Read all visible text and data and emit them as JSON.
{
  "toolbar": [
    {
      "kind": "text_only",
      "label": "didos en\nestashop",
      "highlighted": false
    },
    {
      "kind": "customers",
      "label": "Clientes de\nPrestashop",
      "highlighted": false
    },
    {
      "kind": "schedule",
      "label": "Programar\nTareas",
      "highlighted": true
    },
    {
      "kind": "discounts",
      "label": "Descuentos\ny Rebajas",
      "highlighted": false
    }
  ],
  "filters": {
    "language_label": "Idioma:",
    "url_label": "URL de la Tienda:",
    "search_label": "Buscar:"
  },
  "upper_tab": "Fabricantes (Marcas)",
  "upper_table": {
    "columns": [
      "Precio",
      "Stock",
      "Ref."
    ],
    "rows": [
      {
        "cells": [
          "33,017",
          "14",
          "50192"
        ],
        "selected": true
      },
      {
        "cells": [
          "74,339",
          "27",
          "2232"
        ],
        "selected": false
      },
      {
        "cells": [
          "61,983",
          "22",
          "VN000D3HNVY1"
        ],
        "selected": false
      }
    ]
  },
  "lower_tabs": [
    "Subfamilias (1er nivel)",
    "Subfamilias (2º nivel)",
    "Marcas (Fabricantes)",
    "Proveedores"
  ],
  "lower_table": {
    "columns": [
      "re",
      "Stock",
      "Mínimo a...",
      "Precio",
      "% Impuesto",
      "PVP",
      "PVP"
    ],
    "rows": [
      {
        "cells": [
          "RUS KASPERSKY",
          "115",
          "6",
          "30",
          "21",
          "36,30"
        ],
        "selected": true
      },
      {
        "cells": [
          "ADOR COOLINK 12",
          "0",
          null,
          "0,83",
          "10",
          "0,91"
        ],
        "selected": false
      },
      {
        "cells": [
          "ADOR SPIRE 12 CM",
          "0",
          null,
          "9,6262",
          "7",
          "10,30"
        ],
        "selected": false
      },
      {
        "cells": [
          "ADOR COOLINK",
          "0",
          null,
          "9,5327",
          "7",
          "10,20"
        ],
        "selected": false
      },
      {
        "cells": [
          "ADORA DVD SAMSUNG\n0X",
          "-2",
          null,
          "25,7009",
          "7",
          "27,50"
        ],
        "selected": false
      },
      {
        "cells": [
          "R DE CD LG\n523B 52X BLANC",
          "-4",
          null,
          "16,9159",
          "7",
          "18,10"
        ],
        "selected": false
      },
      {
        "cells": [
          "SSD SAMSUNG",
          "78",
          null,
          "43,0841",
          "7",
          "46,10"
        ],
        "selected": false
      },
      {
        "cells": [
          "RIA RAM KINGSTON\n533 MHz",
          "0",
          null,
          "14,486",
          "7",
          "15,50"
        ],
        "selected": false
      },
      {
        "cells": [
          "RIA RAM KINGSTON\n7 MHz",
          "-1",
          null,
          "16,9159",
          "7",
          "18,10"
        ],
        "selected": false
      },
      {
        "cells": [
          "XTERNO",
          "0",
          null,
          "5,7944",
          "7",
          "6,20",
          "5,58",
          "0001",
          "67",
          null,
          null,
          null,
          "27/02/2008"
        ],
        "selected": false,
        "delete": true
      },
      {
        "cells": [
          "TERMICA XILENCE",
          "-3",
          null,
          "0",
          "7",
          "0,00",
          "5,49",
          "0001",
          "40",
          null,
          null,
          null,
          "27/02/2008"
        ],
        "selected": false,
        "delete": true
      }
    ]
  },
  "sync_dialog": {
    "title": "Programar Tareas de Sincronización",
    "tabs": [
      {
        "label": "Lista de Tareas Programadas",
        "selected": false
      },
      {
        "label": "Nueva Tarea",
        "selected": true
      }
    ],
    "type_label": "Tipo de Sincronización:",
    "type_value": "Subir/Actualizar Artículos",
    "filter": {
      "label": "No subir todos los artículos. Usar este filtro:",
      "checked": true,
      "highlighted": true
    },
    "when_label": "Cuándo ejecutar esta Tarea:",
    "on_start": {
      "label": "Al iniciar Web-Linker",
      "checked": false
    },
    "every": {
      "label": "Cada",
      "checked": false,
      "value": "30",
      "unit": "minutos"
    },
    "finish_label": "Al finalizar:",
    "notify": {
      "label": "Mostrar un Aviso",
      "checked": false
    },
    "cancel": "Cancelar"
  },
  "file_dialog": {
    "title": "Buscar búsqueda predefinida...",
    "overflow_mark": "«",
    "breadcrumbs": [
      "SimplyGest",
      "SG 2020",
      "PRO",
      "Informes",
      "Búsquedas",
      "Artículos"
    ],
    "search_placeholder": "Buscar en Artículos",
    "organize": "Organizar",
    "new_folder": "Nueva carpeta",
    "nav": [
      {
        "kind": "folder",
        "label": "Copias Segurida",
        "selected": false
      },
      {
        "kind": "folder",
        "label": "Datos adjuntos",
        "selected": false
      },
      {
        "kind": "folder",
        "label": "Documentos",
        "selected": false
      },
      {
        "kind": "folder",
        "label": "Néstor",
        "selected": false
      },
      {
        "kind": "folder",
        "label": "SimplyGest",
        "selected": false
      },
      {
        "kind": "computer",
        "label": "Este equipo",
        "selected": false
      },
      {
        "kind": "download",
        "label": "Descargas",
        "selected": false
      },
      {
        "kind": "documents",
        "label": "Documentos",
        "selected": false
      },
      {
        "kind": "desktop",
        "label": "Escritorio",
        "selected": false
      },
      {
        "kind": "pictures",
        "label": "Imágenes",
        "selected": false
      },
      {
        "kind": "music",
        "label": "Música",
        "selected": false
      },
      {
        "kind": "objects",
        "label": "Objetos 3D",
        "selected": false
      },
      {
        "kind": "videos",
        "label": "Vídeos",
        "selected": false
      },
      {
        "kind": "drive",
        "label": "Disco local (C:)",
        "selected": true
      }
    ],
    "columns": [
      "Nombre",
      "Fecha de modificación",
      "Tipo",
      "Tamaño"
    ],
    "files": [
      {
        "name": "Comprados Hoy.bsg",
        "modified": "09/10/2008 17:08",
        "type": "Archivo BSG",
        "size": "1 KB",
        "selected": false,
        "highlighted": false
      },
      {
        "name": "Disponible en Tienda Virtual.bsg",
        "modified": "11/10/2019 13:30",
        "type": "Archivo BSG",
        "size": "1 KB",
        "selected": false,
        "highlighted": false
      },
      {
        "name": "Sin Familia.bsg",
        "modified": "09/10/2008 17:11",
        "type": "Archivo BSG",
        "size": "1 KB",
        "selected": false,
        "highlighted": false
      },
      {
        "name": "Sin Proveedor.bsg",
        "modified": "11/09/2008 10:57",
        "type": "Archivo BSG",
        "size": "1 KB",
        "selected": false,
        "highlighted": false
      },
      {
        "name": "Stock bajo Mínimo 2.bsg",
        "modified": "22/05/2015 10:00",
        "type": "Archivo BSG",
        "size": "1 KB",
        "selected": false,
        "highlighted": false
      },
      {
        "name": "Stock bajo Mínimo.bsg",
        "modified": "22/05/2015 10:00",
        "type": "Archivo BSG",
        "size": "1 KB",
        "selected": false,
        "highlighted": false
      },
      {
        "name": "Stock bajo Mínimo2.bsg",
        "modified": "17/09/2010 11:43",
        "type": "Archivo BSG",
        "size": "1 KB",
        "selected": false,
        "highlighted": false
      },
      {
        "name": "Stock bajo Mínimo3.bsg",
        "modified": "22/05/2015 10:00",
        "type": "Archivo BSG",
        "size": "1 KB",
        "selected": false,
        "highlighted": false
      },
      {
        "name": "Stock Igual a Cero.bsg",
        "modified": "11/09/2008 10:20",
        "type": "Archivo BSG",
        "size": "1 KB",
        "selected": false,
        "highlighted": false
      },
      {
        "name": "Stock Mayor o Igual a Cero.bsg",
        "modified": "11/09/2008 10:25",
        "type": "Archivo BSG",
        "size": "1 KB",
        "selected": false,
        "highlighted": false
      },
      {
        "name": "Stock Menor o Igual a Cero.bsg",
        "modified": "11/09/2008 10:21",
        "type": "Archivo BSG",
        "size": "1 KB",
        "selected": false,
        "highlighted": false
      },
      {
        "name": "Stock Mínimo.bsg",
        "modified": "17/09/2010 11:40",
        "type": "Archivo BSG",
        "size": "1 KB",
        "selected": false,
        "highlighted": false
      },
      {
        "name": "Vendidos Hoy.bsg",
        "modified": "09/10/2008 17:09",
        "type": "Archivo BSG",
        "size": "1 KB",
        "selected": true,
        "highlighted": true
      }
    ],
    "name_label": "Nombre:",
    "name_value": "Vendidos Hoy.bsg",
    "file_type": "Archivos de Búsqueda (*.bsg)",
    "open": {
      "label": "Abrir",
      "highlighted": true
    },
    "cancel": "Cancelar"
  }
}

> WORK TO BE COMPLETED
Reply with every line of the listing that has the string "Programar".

> OUTPUT FOR THIS EXERCISE
      "label": "Programar\nTareas",
    "title": "Programar Tareas de Sincronización",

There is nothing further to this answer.